    Astronomers working together from several international institutions have discovered the most distant galaxy ever, using data from the Hubble Space Telescope.

    It is around 30 billion light years away, and has been confirmed using another telescope at the Keck Observatory in Hawaii.

    It's name is just a jumble of letters, underscores, and numbers, but the galaxy is a significant find for astronomers who can study it to help them understand distant universal processes.

    The galaxy is reportedly producing an unusually high number of stars for its size, which is only 1 to 2 percent the mass of our own Milky Way galaxy.

    According to lead researcher Steven Finkelstein, from the University of Texas at Austin,"One very interesting way to learn about the Universe is to study these outliers and that tells us something about what sort of physical processes are dominating galaxy formation and galaxy evolution. What was great about this galaxy is not only is it so distant, it is also pretty exceptional."

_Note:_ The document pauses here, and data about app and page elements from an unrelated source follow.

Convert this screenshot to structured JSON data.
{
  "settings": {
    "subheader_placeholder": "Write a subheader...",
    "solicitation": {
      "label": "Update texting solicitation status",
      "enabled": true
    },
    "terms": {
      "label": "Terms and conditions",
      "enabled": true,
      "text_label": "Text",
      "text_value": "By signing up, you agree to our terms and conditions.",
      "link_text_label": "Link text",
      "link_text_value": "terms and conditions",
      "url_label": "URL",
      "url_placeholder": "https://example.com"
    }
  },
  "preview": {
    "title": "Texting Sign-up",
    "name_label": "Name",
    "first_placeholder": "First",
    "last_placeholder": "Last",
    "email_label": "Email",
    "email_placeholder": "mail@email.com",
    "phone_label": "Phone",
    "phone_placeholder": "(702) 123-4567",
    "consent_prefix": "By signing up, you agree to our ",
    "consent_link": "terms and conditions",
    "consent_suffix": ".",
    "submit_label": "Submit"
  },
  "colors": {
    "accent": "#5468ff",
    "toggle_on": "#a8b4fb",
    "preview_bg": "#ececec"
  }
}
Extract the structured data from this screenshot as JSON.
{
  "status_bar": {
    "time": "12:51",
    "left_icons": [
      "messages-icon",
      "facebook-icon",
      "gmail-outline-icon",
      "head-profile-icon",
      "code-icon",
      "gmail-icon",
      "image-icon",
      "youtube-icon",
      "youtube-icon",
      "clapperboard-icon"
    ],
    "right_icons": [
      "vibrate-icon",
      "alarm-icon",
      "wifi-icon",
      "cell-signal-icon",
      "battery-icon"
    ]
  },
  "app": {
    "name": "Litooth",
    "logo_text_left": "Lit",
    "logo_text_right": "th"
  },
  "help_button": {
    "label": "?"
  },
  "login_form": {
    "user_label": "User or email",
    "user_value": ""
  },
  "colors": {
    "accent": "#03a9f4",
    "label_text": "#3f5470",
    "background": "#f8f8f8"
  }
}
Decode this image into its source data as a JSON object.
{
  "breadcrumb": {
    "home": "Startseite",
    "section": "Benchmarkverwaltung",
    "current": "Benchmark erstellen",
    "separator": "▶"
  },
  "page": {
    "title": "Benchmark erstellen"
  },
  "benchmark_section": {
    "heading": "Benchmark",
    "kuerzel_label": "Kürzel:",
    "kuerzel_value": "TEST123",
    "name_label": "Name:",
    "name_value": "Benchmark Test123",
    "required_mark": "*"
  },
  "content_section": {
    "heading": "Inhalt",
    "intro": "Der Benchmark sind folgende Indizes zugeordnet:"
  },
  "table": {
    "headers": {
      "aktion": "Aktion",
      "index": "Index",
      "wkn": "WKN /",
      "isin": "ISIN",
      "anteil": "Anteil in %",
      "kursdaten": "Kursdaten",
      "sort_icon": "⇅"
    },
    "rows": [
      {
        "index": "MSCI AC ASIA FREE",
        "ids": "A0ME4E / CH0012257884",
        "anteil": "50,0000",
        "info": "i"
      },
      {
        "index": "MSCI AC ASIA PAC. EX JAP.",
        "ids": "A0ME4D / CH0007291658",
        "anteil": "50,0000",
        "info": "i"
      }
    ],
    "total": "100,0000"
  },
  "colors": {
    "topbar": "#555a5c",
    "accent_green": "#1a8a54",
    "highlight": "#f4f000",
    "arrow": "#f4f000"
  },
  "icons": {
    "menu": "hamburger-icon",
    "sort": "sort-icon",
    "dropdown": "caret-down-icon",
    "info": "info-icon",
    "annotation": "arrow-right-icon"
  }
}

    Researchers were able to determine the ultra high redshift galaxy's distance from Earth by looking at what color it appeared to be through the telescope.